- [To do]: Whatever the listing holds, output it without alteration.

- [Data extracts]:

=== Section Start ===

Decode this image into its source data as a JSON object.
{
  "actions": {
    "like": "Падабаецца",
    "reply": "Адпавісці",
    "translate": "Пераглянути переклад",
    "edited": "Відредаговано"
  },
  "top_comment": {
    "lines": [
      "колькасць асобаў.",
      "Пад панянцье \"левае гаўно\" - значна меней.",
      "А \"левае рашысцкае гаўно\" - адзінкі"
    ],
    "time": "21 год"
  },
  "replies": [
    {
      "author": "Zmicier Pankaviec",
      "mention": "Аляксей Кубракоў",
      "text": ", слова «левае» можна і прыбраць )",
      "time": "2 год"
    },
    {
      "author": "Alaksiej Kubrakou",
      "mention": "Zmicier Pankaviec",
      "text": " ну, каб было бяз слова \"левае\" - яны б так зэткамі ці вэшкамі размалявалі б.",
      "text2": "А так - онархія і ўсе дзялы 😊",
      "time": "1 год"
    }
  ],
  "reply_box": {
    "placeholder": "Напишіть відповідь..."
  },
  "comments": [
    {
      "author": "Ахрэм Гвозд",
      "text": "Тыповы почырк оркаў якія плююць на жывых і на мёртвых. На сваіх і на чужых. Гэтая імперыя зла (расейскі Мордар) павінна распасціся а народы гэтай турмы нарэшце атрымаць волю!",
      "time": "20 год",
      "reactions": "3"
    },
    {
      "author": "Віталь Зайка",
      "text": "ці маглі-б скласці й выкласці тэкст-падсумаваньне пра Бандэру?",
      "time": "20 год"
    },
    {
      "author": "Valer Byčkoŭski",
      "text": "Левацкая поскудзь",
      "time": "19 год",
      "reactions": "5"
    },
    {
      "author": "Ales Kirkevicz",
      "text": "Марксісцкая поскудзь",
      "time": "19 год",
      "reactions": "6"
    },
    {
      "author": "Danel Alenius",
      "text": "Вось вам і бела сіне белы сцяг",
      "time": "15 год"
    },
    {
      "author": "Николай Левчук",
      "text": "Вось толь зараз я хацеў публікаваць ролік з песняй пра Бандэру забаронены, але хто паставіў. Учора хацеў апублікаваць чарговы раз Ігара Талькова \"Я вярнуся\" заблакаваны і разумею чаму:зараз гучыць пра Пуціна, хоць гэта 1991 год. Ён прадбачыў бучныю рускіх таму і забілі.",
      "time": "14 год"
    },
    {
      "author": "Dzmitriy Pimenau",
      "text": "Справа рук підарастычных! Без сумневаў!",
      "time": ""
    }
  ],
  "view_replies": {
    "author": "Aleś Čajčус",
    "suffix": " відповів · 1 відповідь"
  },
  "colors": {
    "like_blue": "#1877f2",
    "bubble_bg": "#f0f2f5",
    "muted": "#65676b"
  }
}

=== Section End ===

- [Result below]:
Decode this image into its source data as a JSON object.
{
  "actions": {
    "like": "Падабаецца",
    "reply": "Адпавісці",
    "translate": "Пераглянути переклад",
    "edited": "Відредаговано"
  },
  "top_comment": {
    "lines": [
      "колькасць асобаў.",
      "Пад панянцье \"левае гаўно\" - значна меней.",
      "А \"левае рашысцкае гаўно\" - адзінкі"
    ],
    "time": "21 год"
  },
  "replies": [
    {
      "author": "Zmicier Pankaviec",
      "mention": "Аляксей Кубракоў",
      "text": ", слова «левае» можна і прыбраць )",
      "time": "2 год"
    },
    {
      "author": "Alaksiej Kubrakou",
      "mention": "Zmicier Pankaviec",
      "text": " ну, каб было бяз слова \"левае\" - яны б так зэткамі ці вэшкамі размалявалі б.",
      "text2": "А так - онархія і ўсе дзялы 😊",
      "time": "1 год"
    }
  ],
  "reply_box": {
    "placeholder": "Напишіть відповідь..."
  },
  "comments": [
    {
      "author": "Ахрэм Гвозд",
      "text": "Тыповы почырк оркаў якія плююць на жывых і на мёртвых. На сваіх і на чужых. Гэтая імперыя зла (расейскі Мордар) павінна распасціся а народы гэтай турмы нарэшце атрымаць волю!",
      "time": "20 год",
      "reactions": "3"
    },
    {
      "author": "Віталь Зайка",
      "text": "ці маглі-б скласці й выкласці тэкст-падсумаваньне пра Бандэру?",
      "time": "20 год"
    },
    {
      "author": "Valer Byčkoŭski",
      "text": "Левацкая поскудзь",
      "time": "19 год",
      "reactions": "5"
    },
    {
      "author": "Ales Kirkevicz",
      "text": "Марксісцкая поскудзь",
      "time": "19 год",
      "reactions": "6"
    },
    {
      "author": "Danel Alenius",
      "text": "Вось вам і бела сіне белы сцяг",
      "time": "15 год"
    },
    {
      "author": "Николай Левчук",
      "text": "Вось толь зараз я хацеў публікаваць ролік з песняй пра Бандэру забаронены, але хто паставіў. Учора хацеў апублікаваць чарговы раз Ігара Талькова \"Я вярнуся\" заблакаваны і разумею чаму:зараз гучыць пра Пуціна, хоць гэта 1991 год. Ён прадбачыў бучныю рускіх таму і забілі.",
      "time": "14 год"
    },
    {
      "author": "Dzmitriy Pimenau",
      "text": "Справа рук підарастычных! Без сумневаў!",
      "time": ""
    }
  ],
  "view_replies": {
    "author": "Aleś Čajčус",
    "suffix": " відповів · 1 відповідь"
  },
  "colors": {
    "like_blue": "#1877f2",
    "bubble_bg": "#f0f2f5",
    "muted": "#65676b"
  }
}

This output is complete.